The lines to return are those below that contain the word "label".

+--

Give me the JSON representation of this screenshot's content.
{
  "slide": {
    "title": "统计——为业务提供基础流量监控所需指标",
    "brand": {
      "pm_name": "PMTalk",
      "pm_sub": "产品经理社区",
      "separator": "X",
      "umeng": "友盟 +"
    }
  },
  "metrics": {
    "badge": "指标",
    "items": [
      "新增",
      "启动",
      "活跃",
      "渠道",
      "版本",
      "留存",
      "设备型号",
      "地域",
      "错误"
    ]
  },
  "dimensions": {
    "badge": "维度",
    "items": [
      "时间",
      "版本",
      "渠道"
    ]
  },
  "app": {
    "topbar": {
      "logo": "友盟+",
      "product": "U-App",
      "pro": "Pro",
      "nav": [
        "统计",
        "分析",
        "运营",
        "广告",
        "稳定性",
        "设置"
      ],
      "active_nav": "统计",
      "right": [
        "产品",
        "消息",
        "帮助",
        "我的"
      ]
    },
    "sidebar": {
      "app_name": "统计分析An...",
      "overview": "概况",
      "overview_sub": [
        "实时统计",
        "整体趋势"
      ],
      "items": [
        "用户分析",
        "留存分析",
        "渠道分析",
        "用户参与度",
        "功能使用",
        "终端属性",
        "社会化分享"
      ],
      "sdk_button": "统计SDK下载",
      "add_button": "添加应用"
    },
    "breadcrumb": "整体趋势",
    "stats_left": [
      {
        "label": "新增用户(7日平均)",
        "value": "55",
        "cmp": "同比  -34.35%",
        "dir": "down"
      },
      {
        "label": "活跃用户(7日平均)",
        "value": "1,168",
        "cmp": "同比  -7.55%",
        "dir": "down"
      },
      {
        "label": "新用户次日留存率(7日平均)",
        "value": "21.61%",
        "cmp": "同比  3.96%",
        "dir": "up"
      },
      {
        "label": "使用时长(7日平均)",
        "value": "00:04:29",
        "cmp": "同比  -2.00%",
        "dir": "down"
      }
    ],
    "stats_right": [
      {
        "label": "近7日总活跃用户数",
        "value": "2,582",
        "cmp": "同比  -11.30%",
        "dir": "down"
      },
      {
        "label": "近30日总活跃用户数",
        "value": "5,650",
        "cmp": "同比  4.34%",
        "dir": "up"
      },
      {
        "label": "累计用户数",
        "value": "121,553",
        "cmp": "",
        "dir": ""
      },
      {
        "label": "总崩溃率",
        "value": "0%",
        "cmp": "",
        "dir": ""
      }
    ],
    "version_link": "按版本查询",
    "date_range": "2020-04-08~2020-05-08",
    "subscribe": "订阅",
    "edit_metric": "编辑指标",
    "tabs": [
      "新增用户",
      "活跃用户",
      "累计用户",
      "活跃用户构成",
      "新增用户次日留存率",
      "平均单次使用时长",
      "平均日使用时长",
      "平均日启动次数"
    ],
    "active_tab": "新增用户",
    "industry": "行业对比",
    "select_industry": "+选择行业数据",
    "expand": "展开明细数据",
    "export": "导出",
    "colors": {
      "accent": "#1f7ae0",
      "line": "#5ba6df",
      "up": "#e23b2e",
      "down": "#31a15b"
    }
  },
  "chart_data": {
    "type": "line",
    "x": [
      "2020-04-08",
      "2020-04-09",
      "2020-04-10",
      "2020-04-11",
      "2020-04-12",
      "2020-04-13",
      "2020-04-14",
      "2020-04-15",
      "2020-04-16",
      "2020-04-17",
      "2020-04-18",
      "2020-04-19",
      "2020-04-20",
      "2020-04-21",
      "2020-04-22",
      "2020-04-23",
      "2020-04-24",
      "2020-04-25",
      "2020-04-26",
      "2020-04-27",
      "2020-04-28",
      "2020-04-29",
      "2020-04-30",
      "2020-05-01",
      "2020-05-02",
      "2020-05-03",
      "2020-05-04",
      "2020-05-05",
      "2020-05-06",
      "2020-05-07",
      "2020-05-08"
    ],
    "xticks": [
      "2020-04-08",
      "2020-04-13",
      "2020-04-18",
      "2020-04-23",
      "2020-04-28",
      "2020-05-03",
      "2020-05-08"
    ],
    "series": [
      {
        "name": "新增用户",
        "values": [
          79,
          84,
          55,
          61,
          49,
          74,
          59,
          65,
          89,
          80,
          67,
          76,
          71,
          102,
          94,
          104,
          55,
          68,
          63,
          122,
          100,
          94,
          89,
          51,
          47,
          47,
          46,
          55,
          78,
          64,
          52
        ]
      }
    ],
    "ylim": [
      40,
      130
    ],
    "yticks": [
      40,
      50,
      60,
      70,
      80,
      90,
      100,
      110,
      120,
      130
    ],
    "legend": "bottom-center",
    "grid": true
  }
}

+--

## RESPONSE BOX
        "label": "新增用户(7日平均)",
        "label": "活跃用户(7日平均)",
        "label": "新用户次日留存率(7日平均)",
        "label": "使用时长(7日平均)",
        "label": "近7日总活跃用户数",
        "label": "近30日总活跃用户数",
        "label": "累计用户数",
        "label": "总崩溃率",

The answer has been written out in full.